The project-based, technology and community-service educational model called EAST soon grew too large for a school, district or cooperative to handle, said EAST Initiative President and CEO Matt Dozier. So the EAST Initiative, a nonprofit, was chartered in 2001 to train teachers as EAST facilitators and support student programming. It employs 27 people.
Today, the nonprofit helps the Environmental And Spatial Technology model reach more than 20,000 kids at 246 schools in Arkansas, Louisiana, Oklahoma and Pennsylvania. In Arkansas in 2016, EAST had an estimated economic impact of $54 million.
Though its scope has changed, the mission hasn’t, Dozier said. “We believe that, given the opportunity, all students, all learners, they can do these things,” he said. “They’ve got good ideas. They know what the problems are in the community that, very often, no one else knows, because they live there. They can develop solutions to those problems. We call those projects. What they’re really doing is helping to build their communities and, while they’re doing that, they’re gaining skills.”
They gain technical, leadership and communication skills, among others.
EAST also shows students that what they’re learning is applicable outside the classroom. The projects solve community problems. Kids use the same technology that companies are using, and professionals are recruited to provide additional training.

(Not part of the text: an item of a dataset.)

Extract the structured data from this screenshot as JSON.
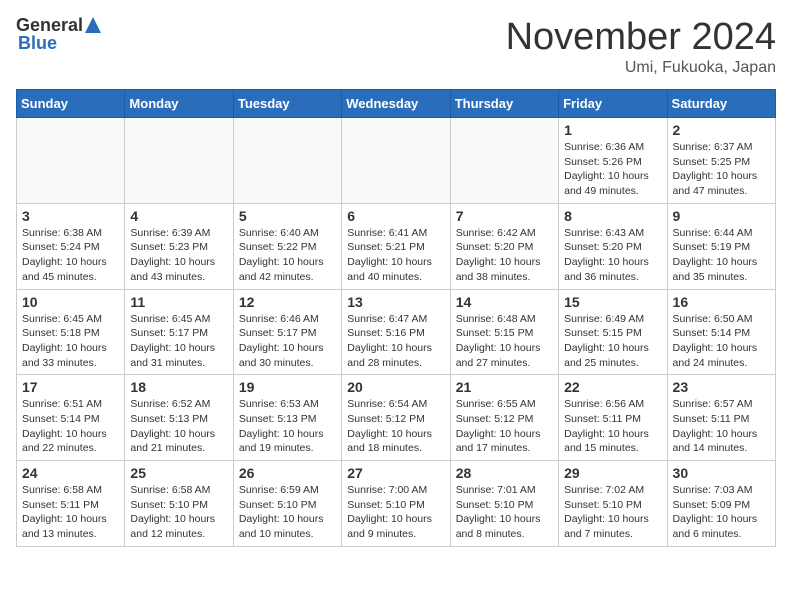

Failure is celebrated too, as it’s a reality of the business world. “If the only measure of learning is getting the right answer, you’re not prepared for a job,” Dozier said. “You’re not prepared for higher ed and research. … You’ll find more wrong answers than right answers when you’re trying to solve a problem. In EAST, you can get As for finding the wrong answer.”